Open Access funding enabled and organized by Projekt DEAL. The authors kindly thank the Deutsche Bundesstiftung Umwelt (DBU, German Federal Environmental Foundation) for a personal scholarship granted to Carina Lackmann and Alexander von Humboldt Foundation for an equipment grant awarded to Dr. Mirna Velki.

Author information

Affiliations

Authors

Contributions

Conceptualization: CL, MV, TBS and HH. Investigations: CL, DB and SE. Data analysis: CL and MV. Writing: CL and MV. Review and editing: all. All authors read and approved the final manuscript.

Corresponding author

Correspondence to Henner Hollert.

Ethics declarations

Ethics approval and consent to participate

Not applicable.

Consent for publication

Not applicable.

Competing interests

The authors declare that they have no competing interests.
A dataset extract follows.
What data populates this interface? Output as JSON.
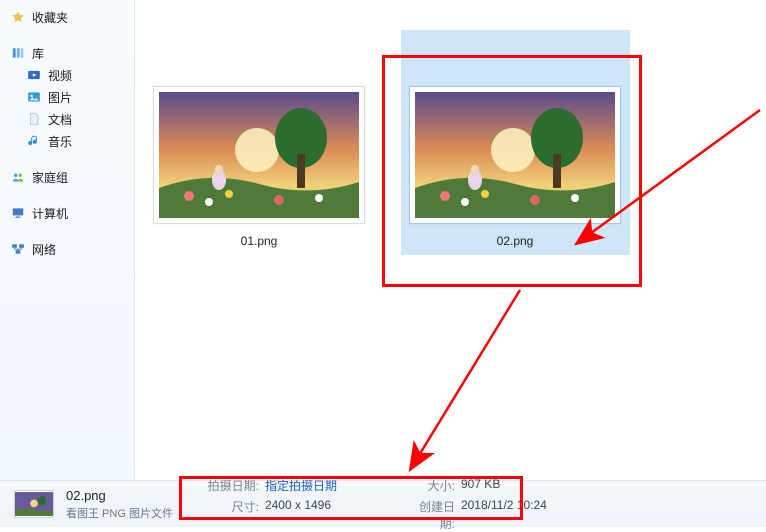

Additional information

Publisher's Note

Springer Nature remains neutral with regard to jurisdictional claims in published maps and institutional affiliations.

Rights and permissions

Open Access This article is licensed under a Creative Commons Attribution 4.0 International License, which permits use, sharing, adaptation, distribution and reproduction in any medium or format, as long as you give appropriate credit to the original author(s) and the source, provide a link to the Creative Commons licence, and indicate if changes were made. The images or other third party material in this article are included in the article's Creative Commons licence, unless indicated otherwise in a credit line to the material. If material is not included in the article's Creative Commons licence and your intended use is not permitted by statutory regulation or exceeds the permitted use, you will need to obtain permission directly from the copyright holder. To view a copy of this licence, visit http://creativecommons.org/licenses/by/4.0/.

Reprints and Permissions

About this article

Verify currency and authenticity via CrossMark

Cite this article

Lackmann, C., Velki, M., Bjedov, D. et al. Commercial preparations of pesticides exert higher toxicity and cause changes at subcellular level in earthworm Eisenia andrei. Environ Sci Eur 33, 12 (2021). https://doi.org/10.1186/s12302-021-00455-5

Download citation

Keywords

  • Earthworms
  • Commercial pesticide preparations
  • Acute toxicity
  • Oxidative stress
  • Multixenobiotic resistance activity